Entries taken from a collection:
= Beginning of Section =

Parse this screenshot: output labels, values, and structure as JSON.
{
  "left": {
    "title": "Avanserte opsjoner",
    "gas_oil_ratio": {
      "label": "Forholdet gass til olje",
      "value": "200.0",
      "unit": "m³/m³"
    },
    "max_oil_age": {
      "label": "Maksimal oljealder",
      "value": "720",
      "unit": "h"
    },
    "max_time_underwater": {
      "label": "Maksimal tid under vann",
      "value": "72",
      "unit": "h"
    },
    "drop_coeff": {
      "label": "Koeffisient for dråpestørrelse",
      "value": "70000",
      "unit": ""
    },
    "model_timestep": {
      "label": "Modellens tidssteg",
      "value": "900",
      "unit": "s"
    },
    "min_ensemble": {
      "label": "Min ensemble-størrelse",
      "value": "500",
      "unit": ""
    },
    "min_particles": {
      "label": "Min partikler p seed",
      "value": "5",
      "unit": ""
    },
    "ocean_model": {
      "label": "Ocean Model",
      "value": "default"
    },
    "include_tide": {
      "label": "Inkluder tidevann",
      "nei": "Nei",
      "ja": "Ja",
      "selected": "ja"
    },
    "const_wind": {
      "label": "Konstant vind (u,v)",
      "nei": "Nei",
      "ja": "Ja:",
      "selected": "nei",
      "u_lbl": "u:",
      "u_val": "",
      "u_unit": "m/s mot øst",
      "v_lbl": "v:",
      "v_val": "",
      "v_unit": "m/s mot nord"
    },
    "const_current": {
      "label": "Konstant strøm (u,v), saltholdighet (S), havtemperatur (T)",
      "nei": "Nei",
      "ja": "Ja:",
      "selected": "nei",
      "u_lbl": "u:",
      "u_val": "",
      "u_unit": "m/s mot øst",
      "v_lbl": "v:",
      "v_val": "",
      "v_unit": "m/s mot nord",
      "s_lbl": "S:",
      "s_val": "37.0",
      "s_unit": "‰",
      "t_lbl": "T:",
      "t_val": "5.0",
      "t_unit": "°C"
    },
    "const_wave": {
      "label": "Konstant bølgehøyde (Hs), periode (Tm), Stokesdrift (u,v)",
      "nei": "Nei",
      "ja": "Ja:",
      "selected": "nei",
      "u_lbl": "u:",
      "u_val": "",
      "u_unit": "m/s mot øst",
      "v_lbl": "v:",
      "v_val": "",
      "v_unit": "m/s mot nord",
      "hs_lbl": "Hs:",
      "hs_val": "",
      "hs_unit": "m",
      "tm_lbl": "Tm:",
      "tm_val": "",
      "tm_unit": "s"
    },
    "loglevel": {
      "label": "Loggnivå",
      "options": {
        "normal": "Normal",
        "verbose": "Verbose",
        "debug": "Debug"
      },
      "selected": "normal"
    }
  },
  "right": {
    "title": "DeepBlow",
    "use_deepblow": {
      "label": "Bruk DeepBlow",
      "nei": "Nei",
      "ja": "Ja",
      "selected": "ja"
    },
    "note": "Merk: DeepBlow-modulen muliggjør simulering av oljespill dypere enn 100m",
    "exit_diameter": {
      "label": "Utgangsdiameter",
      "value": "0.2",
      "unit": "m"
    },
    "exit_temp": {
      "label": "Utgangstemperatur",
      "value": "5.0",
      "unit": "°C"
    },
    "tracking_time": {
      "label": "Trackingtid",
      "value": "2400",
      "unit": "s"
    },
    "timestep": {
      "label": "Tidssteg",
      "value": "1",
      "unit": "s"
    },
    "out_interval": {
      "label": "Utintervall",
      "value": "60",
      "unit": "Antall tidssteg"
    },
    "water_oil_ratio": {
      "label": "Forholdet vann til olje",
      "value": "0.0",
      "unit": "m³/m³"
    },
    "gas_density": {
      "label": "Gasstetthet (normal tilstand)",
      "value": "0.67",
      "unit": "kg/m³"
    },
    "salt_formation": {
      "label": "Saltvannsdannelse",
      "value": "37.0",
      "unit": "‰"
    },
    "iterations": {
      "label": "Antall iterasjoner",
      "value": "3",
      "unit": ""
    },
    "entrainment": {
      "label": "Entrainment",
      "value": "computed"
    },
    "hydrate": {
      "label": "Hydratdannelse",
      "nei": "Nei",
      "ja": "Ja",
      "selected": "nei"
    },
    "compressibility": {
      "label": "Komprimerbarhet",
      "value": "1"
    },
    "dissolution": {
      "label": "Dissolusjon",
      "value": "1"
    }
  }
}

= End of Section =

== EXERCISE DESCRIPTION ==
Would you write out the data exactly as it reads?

== YOUR SOLUTION ==
Parse this screenshot: output labels, values, and structure as JSON.
{
  "left": {
    "title": "Avanserte opsjoner",
    "gas_oil_ratio": {
      "label": "Forholdet gass til olje",
      "value": "200.0",
      "unit": "m³/m³"
    },
    "max_oil_age": {
      "label": "Maksimal oljealder",
      "value": "720",
      "unit": "h"
    },
    "max_time_underwater": {
      "label": "Maksimal tid under vann",
      "value": "72",
      "unit": "h"
    },
    "drop_coeff": {
      "label": "Koeffisient for dråpestørrelse",
      "value": "70000",
      "unit": ""
    },
    "model_timestep": {
      "label": "Modellens tidssteg",
      "value": "900",
      "unit": "s"
    },
    "min_ensemble": {
      "label": "Min ensemble-størrelse",
      "value": "500",
      "unit": ""
    },
    "min_particles": {
      "label": "Min partikler p seed",
      "value": "5",
      "unit": ""
    },
    "ocean_model": {
      "label": "Ocean Model",
      "value": "default"
    },
    "include_tide": {
      "label": "Inkluder tidevann",
      "nei": "Nei",
      "ja": "Ja",
      "selected": "ja"
    },
    "const_wind": {
      "label": "Konstant vind (u,v)",
      "nei": "Nei",
      "ja": "Ja:",
      "selected": "nei",
      "u_lbl": "u:",
      "u_val": "",
      "u_unit": "m/s mot øst",
      "v_lbl": "v:",
      "v_val": "",
      "v_unit": "m/s mot nord"
    },
    "const_current": {
      "label": "Konstant strøm (u,v), saltholdighet (S), havtemperatur (T)",
      "nei": "Nei",
      "ja": "Ja:",
      "selected": "nei",
      "u_lbl": "u:",
      "u_val": "",
      "u_unit": "m/s mot øst",
      "v_lbl": "v:",
      "v_val": "",
      "v_unit": "m/s mot nord",
      "s_lbl": "S:",
      "s_val": "37.0",
      "s_unit": "‰",
      "t_lbl": "T:",
      "t_val": "5.0",
      "t_unit": "°C"
    },
    "const_wave": {
      "label": "Konstant bølgehøyde (Hs), periode (Tm), Stokesdrift (u,v)",
      "nei": "Nei",
      "ja": "Ja:",
      "selected": "nei",
      "u_lbl": "u:",
      "u_val": "",
      "u_unit": "m/s mot øst",
      "v_lbl": "v:",
      "v_val": "",
      "v_unit": "m/s mot nord",
      "hs_lbl": "Hs:",
      "hs_val": "",
      "hs_unit": "m",
      "tm_lbl": "Tm:",
      "tm_val": "",
      "tm_unit": "s"
    },
    "loglevel": {
      "label": "Loggnivå",
      "options": {
        "normal": "Normal",
        "verbose": "Verbose",
        "debug": "Debug"
      },
      "selected": "normal"
    }
  },
  "right": {
    "title": "DeepBlow",
    "use_deepblow": {
      "label": "Bruk DeepBlow",
      "nei": "Nei",
      "ja": "Ja",
      "selected": "ja"
    },
    "note": "Merk: DeepBlow-modulen muliggjør simulering av oljespill dypere enn 100m",
    "exit_diameter": {
      "label": "Utgangsdiameter",
      "value": "0.2",
      "unit": "m"
    },
    "exit_temp": {
      "label": "Utgangstemperatur",
      "value": "5.0",
      "unit": "°C"
    },
    "tracking_time": {
      "label": "Trackingtid",
      "value": "2400",
      "unit": "s"
    },
    "timestep": {
      "label": "Tidssteg",
      "value": "1",
      "unit": "s"
    },
    "out_interval": {
      "label": "Utintervall",
      "value": "60",
      "unit": "Antall tidssteg"
    },
    "water_oil_ratio": {
      "label": "Forholdet vann til olje",
      "value": "0.0",
      "unit": "m³/m³"
    },
    "gas_density": {
      "label": "Gasstetthet (normal tilstand)",
      "value": "0.67",
      "unit": "kg/m³"
    },
    "salt_formation": {
      "label": "Saltvannsdannelse",
      "value": "37.0",
      "unit": "‰"
    },
    "iterations": {
      "label": "Antall iterasjoner",
      "value": "3",
      "unit": ""
    },
    "entrainment": {
      "label": "Entrainment",
      "value": "computed"
    },
    "hydrate": {
      "label": "Hydratdannelse",
      "nei": "Nei",
      "ja": "Ja",
      "selected": "nei"
    },
    "compressibility": {
      "label": "Komprimerbarhet",
      "value": "1"
    },
    "dissolution": {
      "label": "Dissolusjon",
      "value": "1"
    }
  }
}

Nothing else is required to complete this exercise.